_DATA TO USE:_
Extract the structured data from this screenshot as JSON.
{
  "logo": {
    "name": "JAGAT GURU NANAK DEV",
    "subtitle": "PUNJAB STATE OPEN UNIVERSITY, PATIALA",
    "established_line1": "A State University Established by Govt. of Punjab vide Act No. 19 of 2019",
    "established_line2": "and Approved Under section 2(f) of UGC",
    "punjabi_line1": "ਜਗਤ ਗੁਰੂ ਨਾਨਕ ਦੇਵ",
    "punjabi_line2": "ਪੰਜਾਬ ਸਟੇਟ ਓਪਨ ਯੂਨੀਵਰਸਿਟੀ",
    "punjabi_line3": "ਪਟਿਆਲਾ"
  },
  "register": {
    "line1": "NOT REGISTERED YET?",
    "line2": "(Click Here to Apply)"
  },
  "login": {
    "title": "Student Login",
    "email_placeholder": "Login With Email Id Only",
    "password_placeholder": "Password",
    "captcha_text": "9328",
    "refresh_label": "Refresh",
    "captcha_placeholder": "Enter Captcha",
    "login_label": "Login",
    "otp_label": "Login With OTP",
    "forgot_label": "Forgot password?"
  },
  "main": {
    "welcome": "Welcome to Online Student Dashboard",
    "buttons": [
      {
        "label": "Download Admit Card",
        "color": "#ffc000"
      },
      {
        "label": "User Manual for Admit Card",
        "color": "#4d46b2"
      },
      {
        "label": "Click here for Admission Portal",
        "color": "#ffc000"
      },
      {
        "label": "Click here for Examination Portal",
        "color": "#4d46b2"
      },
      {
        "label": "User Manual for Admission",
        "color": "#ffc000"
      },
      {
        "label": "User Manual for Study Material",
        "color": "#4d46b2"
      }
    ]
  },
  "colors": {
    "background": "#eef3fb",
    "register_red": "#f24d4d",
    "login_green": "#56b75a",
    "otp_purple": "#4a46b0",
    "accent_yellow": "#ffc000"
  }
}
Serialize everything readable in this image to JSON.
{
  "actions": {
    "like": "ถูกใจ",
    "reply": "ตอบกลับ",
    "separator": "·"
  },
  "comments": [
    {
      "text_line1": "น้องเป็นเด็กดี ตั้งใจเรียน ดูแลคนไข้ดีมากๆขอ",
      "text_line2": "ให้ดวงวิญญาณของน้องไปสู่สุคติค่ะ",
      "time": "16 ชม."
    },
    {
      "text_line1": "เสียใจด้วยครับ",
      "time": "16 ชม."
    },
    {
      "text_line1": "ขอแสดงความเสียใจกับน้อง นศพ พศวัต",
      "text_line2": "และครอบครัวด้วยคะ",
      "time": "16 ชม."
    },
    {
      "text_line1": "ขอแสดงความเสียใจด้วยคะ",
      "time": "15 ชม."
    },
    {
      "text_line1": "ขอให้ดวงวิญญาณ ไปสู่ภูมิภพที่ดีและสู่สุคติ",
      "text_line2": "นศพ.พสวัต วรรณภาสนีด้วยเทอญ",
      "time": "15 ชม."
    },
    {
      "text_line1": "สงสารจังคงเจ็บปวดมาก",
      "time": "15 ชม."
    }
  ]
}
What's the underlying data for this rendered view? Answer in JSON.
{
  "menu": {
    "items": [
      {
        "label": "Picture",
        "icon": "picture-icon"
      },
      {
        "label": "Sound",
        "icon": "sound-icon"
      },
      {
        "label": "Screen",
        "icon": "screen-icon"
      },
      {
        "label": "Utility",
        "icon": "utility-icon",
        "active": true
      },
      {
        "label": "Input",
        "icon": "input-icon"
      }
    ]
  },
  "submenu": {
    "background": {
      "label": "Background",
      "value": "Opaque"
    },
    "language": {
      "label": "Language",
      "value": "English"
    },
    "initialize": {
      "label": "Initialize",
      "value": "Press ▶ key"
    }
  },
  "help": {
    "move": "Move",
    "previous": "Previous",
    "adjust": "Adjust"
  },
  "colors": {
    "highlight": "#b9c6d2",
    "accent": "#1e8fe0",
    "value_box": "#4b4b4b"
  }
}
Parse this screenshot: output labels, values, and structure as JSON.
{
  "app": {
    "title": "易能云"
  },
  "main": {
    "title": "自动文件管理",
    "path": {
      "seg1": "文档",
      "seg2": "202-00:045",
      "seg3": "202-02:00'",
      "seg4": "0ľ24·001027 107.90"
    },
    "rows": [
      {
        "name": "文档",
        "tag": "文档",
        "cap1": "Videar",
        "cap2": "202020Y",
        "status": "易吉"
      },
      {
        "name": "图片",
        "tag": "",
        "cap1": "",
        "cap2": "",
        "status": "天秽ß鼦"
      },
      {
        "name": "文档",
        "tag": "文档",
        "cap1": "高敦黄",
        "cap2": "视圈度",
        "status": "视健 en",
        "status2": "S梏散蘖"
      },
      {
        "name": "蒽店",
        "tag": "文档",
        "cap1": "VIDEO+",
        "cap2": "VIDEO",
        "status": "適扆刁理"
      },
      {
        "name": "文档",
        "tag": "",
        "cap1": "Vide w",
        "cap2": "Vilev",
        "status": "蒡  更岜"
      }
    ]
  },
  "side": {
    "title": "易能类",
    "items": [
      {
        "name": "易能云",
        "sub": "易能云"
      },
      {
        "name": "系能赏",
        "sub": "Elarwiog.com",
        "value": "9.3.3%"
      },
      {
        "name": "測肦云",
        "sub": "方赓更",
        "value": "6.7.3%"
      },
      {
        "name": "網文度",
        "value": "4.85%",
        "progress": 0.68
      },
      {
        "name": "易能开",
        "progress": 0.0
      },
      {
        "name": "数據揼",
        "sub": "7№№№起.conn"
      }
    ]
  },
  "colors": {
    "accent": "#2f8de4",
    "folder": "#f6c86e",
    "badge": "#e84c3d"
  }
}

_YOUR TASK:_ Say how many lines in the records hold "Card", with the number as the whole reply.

_SOLVED PROBLEM:_ 2